The Red Sox countered their losses with acquisitions of major talent including former right-handed setup pitcher for the Chicago White Sox Bobby Jenks. In the 2010 season Jenks had a 14-18 record, 3.40 ERA and has earned 173 saves in his career; Jenks now has a two-year $12 million contract with the Red Sox. The Red Sox also acquired Adrian Gonzalez, former first baseman for the San Diego Padres for eight years, for an estimated $161 million. Gonzalez was the No. 1 draft pick in 2000 and since then has hit 161 home runs with the Padres with 501 runs batted in. The Red Sox also signed defensive all-star Carl Crawford. Crawford played center field for the Tampa Bay Rays and was awarded the 2010 Golden Glove award for outstanding defense in Center Field. Crawford will be in Boston for seven years at $142 million.

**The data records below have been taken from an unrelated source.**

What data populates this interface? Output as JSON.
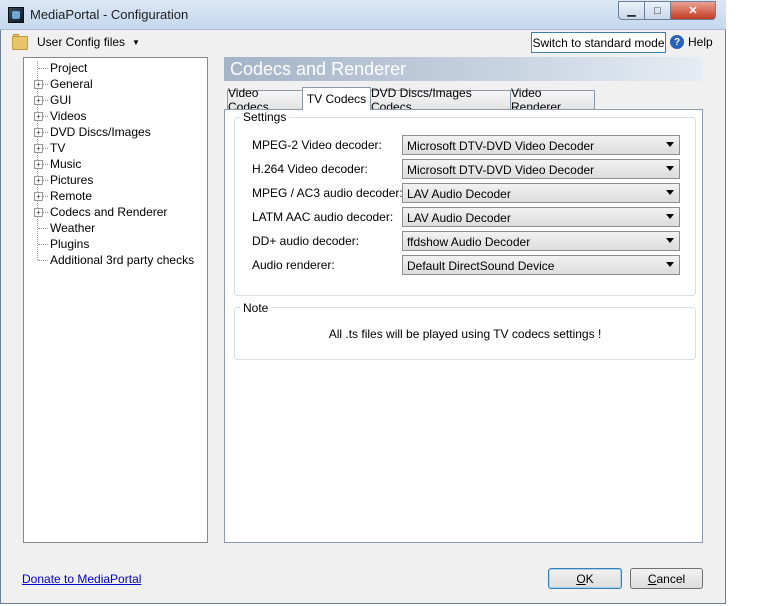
{
  "window": {
    "title": "MediaPortal - Configuration",
    "controls": {
      "minimize": "▁",
      "maximize": "□",
      "close": "✕"
    }
  },
  "toolbar": {
    "user_config_label": "User Config files",
    "dropdown_arrow": "▼",
    "switch_mode_label": "Switch to standard mode",
    "help_label": "Help",
    "help_icon_glyph": "?"
  },
  "tree": {
    "items": [
      {
        "label": "Project",
        "expandable": false
      },
      {
        "label": "General",
        "expandable": true
      },
      {
        "label": "GUI",
        "expandable": true
      },
      {
        "label": "Videos",
        "expandable": true
      },
      {
        "label": "DVD Discs/Images",
        "expandable": true
      },
      {
        "label": "TV",
        "expandable": true
      },
      {
        "label": "Music",
        "expandable": true
      },
      {
        "label": "Pictures",
        "expandable": true
      },
      {
        "label": "Remote",
        "expandable": true
      },
      {
        "label": "Codecs and Renderer",
        "expandable": true
      },
      {
        "label": "Weather",
        "expandable": false
      },
      {
        "label": "Plugins",
        "expandable": false
      },
      {
        "label": "Additional 3rd party checks",
        "expandable": false
      }
    ],
    "expander_glyph": "+"
  },
  "content": {
    "section_title": "Codecs and Renderer",
    "tabs": [
      {
        "label": "Video Codecs",
        "active": false
      },
      {
        "label": "TV Codecs",
        "active": true
      },
      {
        "label": "DVD Discs/Images Codecs",
        "active": false
      },
      {
        "label": "Video Renderer",
        "active": false
      }
    ],
    "settings_legend": "Settings",
    "fields": [
      {
        "label": "MPEG-2 Video decoder:",
        "value": "Microsoft DTV-DVD Video Decoder"
      },
      {
        "label": "H.264 Video decoder:",
        "value": "Microsoft DTV-DVD Video Decoder"
      },
      {
        "label": "MPEG / AC3 audio decoder:",
        "value": "LAV Audio Decoder"
      },
      {
        "label": "LATM AAC audio decoder:",
        "value": "LAV Audio Decoder"
      },
      {
        "label": "DD+ audio decoder:",
        "value": "ffdshow Audio Decoder"
      },
      {
        "label": "Audio renderer:",
        "value": "Default DirectSound Device"
      }
    ],
    "note_legend": "Note",
    "note_text": "All .ts files will be played using TV codecs settings !"
  },
  "footer": {
    "donate_link": "Donate to MediaPortal",
    "ok_label": "OK",
    "cancel_label": "Cancel"
  },
  "colors": {
    "link": "#0000cc",
    "close_button": "#c23a22",
    "section_header": "#a5b3c7",
    "focus_border": "#3c7fb1"
  }
}
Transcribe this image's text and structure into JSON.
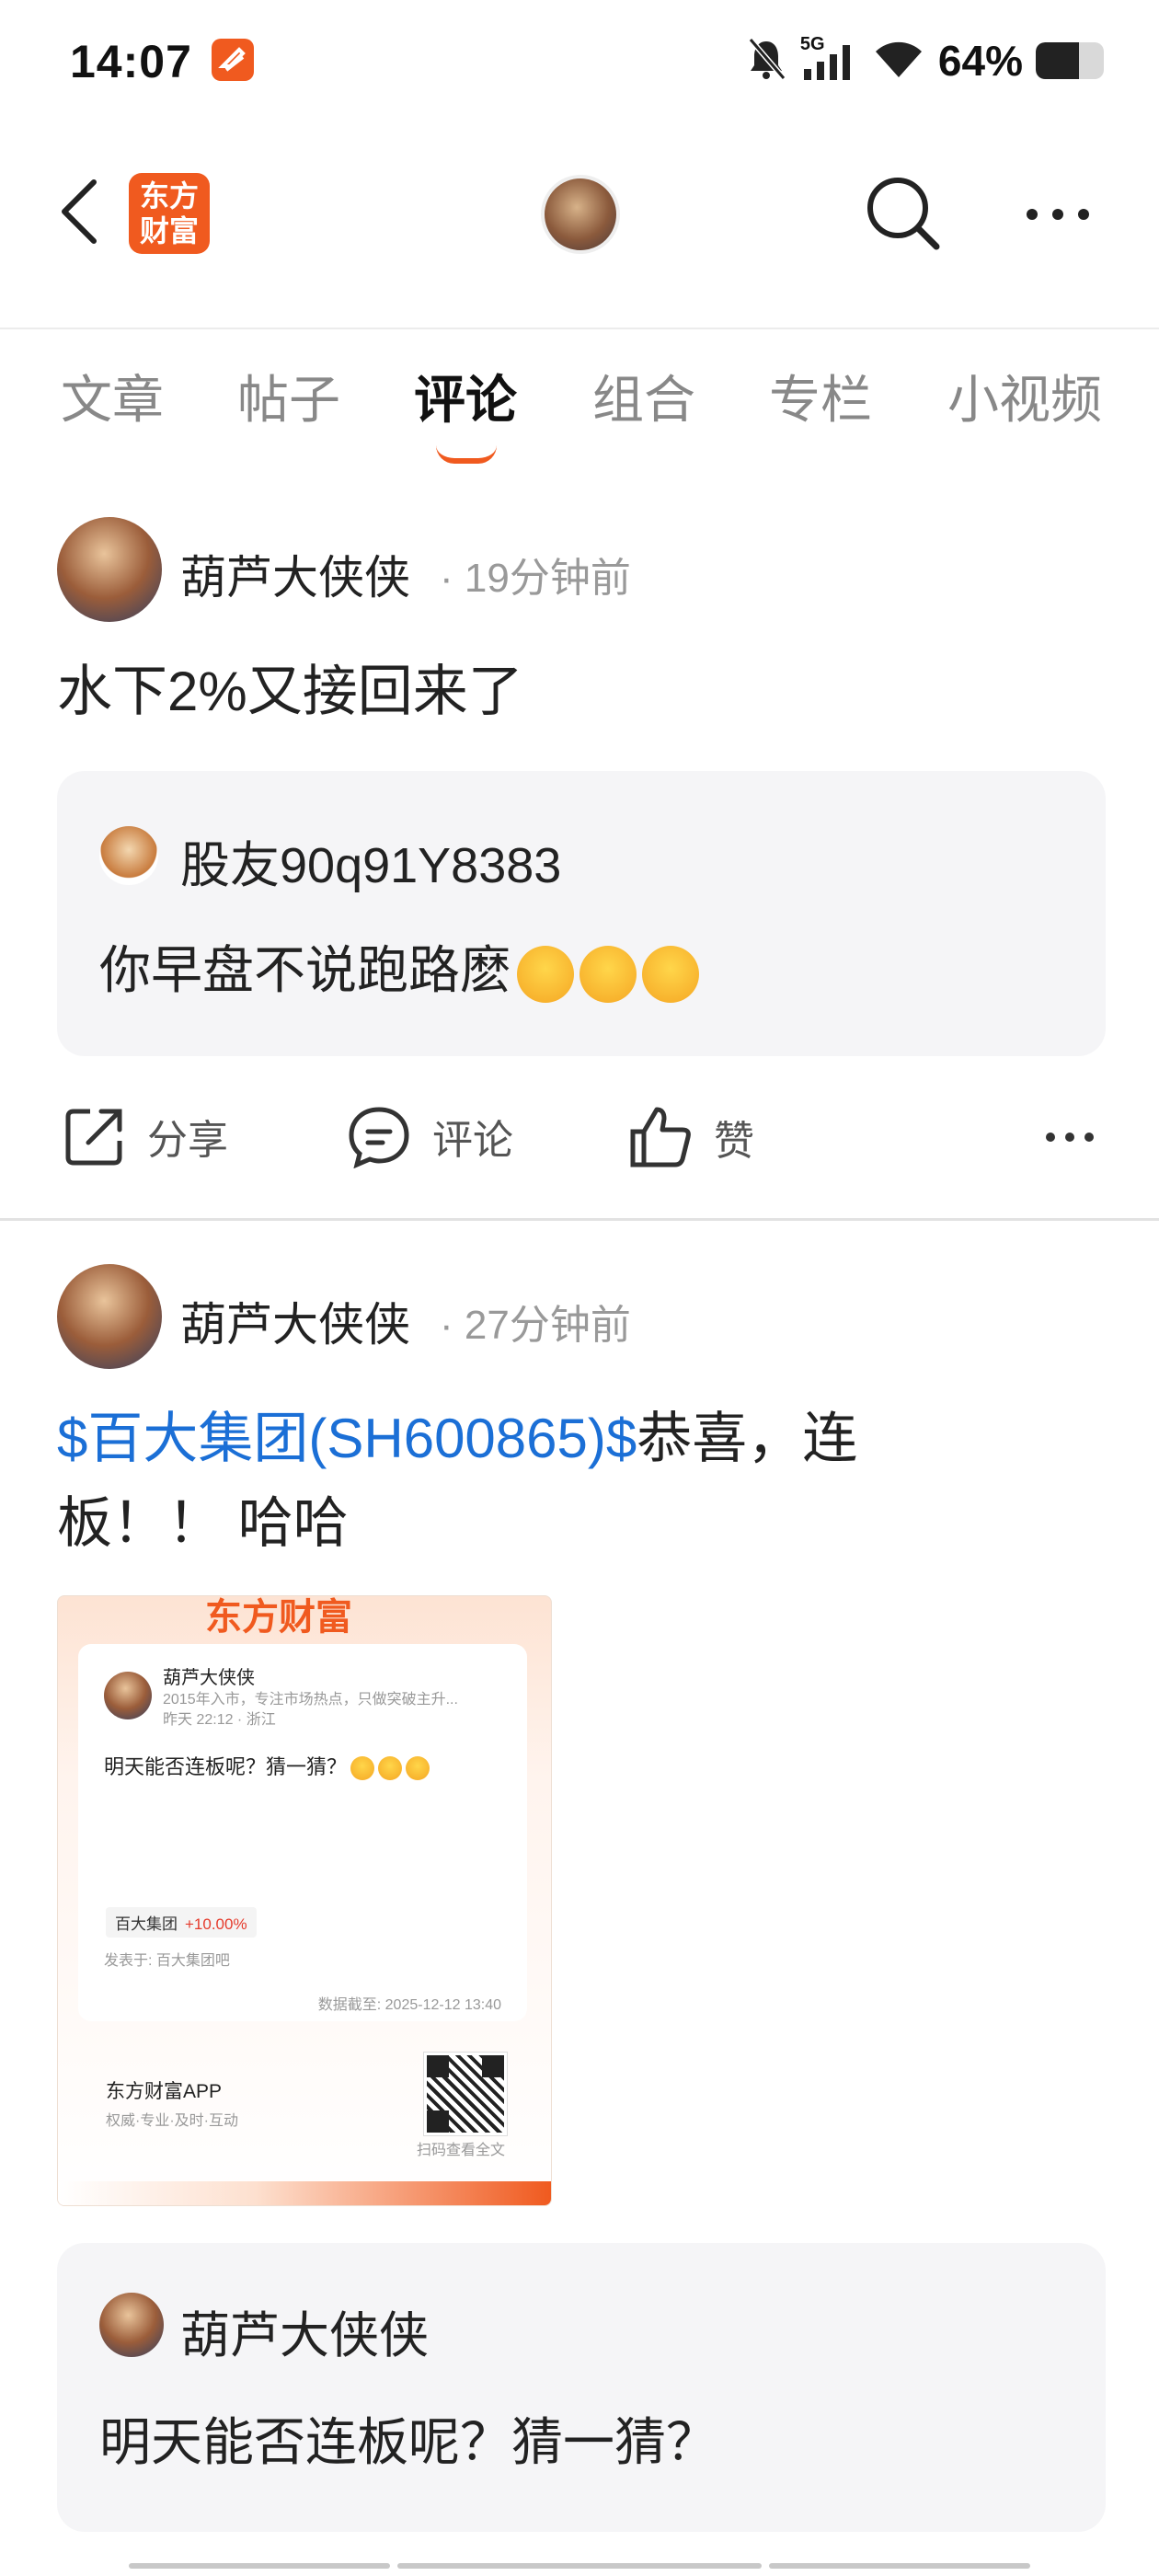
{
  "status_bar": {
    "time": "14:07",
    "network": "5G",
    "battery": "64%",
    "battery_level": 0.64
  },
  "header": {
    "brand_logo_text": "东方财富"
  },
  "tabs": [
    {
      "label": "文章",
      "active": false
    },
    {
      "label": "帖子",
      "active": false
    },
    {
      "label": "评论",
      "active": true
    },
    {
      "label": "组合",
      "active": false
    },
    {
      "label": "专栏",
      "active": false
    },
    {
      "label": "小视频",
      "active": false
    }
  ],
  "posts": [
    {
      "author": "葫芦大侠侠",
      "time": "· 19分钟前",
      "text": "水下2%又接回来了",
      "quote": {
        "author": "股友90q91Y8383",
        "text": "你早盘不说跑路麽",
        "emoji_count": 3
      },
      "actions": {
        "share": "分享",
        "comment": "评论",
        "like": "赞"
      }
    },
    {
      "author": "葫芦大侠侠",
      "time": "· 27分钟前",
      "text_link": "$百大集团(SH600865)$",
      "text_line1_rest": "恭喜，连",
      "text_line2": "板！！ 哈哈",
      "share_card": {
        "logo": "东方财富",
        "author": "葫芦大侠侠",
        "bio": "2015年入市，专注市场热点，只做突破主升...",
        "meta": "昨天 22:12 · 浙江",
        "text": "明天能否连板呢？猜一猜？",
        "stock_name": "百大集团",
        "stock_change": "+10.00%",
        "posted_in": "发表于: 百大集团吧",
        "data_time": "数据截至: 2025-12-12 13:40",
        "app_name": "东方财富APP",
        "app_tagline": "权威·专业·及时·互动",
        "qr_caption": "扫码查看全文"
      },
      "quote": {
        "author": "葫芦大侠侠",
        "text": "明天能否连板呢？猜一猜？"
      }
    }
  ],
  "colors": {
    "accent": "#f05a1f",
    "link": "#1b6fd6",
    "rise": "#e53b2c"
  }
}
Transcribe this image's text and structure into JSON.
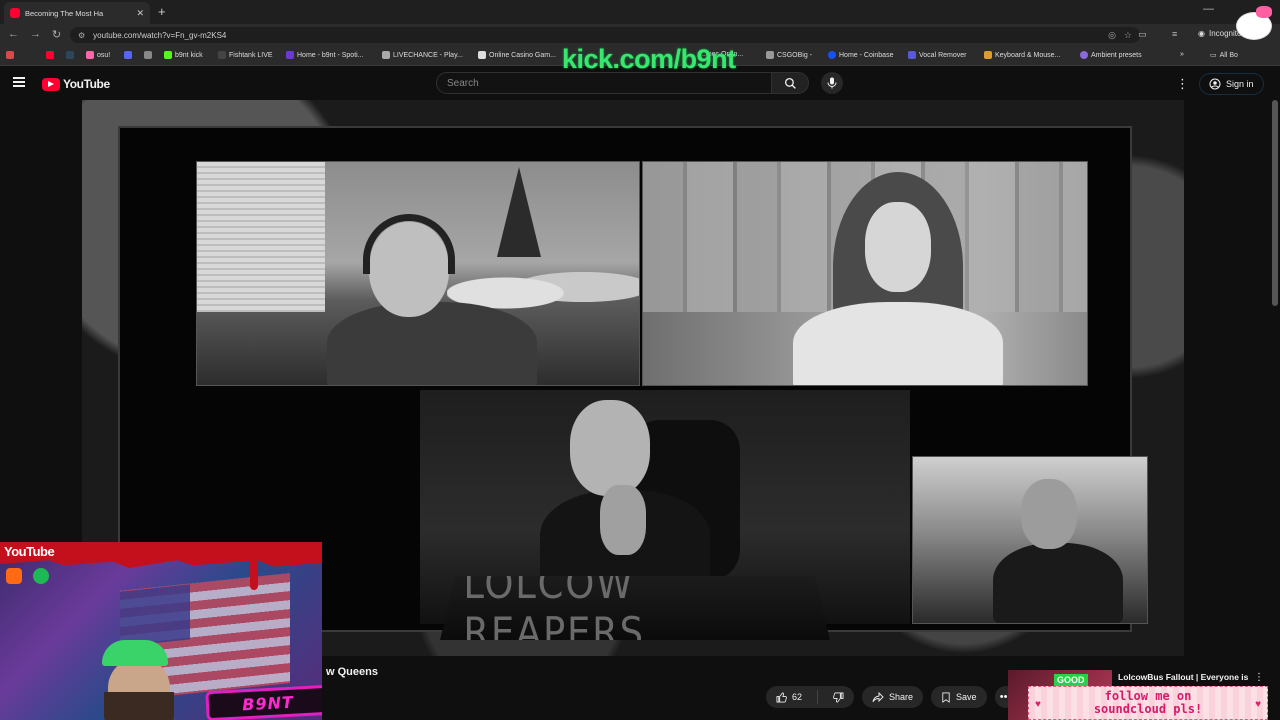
{
  "browser": {
    "tab_title": "Becoming The Most Ha",
    "url": "youtube.com/watch?v=Fn_gv-m2KS4",
    "incognito_label": "Incognito",
    "bookmarks": [
      "osu!",
      "b9nt kick",
      "Fishtank LIVE",
      "Home - b9nt - Spoti...",
      "LIVECHANCE - Play...",
      "Online Casino Gam...",
      "...mes Onlin...",
      "CSGOBig -",
      "Home - Coinbase",
      "Vocal Remover",
      "Keyboard & Mouse...",
      "Ambient presets"
    ],
    "all_bookmarks_label": "All Bo"
  },
  "overlay": {
    "kick_url": "kick.com/b9nt",
    "webcam_brand": "YouTube",
    "streamer_tag": "B9NT",
    "soundcloud_line1": "follow me on",
    "soundcloud_line2": "soundcloud pls!"
  },
  "youtube": {
    "logo_text": "YouTube",
    "search_placeholder": "Search",
    "signin_label": "Sign in"
  },
  "video": {
    "banner_text": "LOLCOW REAPERS",
    "title_fragment": "w Queens",
    "like_count": "62",
    "share_label": "Share",
    "save_label": "Save"
  },
  "recommendation": {
    "badge": "GOOD",
    "title": "LolcowBus Fallout | Everyone is"
  },
  "colors": {
    "youtube_red": "#ff0033",
    "kick_green": "#39e66e",
    "bg": "#0f0f0f"
  }
}
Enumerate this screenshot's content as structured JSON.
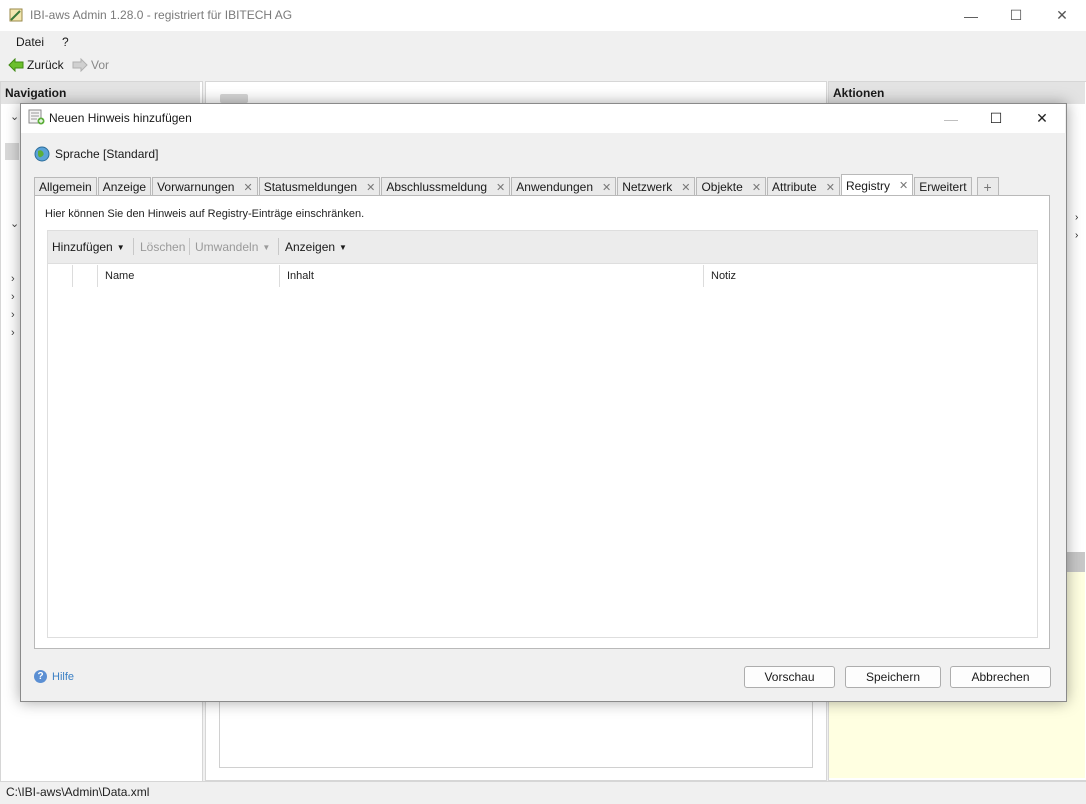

Crawford, Gonzalez and Jenks were the three biggest acquisitions for the Red Sox during the 2010-2011 off-season. At a combined $315 million, these three players add to the Red Sox the key element that haunted them last season—stability. Crawford has won many Golden Glove awards for his outstanding defense in the outfield and his speed on the bases will only help the Sox produce runs. Gonzalez is a power threat and is never afraid to hit a home run in the ninth and, since the Sox released Jason Bay and Victor Martinez, Gonzalez’s power is surely welcomed. Jenks is a solid addition to the Sox’s bullpen and will help set-up for the closer, Jonathan Papelbon.

My predictions for the batting order for 2011 are as follows: Jacoby Ellsbury batting first, followed by Dustin Pedroia, Carl Crawford, Adrian Gonzalez, Kevin Youkilis, David Ortiz, J.D. Drew, Jarrod Saltalamacchia and, batting ninth, Marco Scutaro. The pitching rotation most likely will be Jon Lester pitching first, followed by Clay Bucholz, Josh Beckett, John Lackey and lastly Daisuke Matsuzaka. Daniel Bard, who had a 1.93 ERA in 2010, Bobby Jenks, Dan Wheeler and the closer Jonathan Papelbon will most likely be in the bullpen.

The Red Sox had a quiet off-season from October through November, but in December the acquisition of Crawford, Gonzalez and Jenks sent the strong message that the Red Sox are gunning for the top spot this season. With injuries and health maladies plaguing the Red Sox in 2010, a priority this Spring Training must be health. Recently acquired Adrian Gonzalez is fresh from surgery and Kevin Youkilis is as well. Assuming that all the players are healthy, the Jenks, Bard and Papelbon trio could prove to be deadly deep in games. Both Papelbon and Jenks are coming off of a subpar season in 2010 and will have plenty to prove in 2011. Sitting on top of the Red Sox rotation are two of the best pitchers in the league: 27-year-old Jon Lester and 26-year-old Clay Buchholz. Bucholz and Lester in 2010 combined for a 36-16 record and only allowed 23 home runs between them in 381 2/3 innings. It is difficult to imagine how pitchers facing the Boston lineup will be successful. A lineup that includes names like: Dustin Pedroia, Kevin Youkilis, Adrian Gonzalez, Carl Crawford and David Ortiz. With Golden Glove-caliber defense and a powerful offense, the Boston Red Sox have once again set themselves up to be a dominant force in the AL East.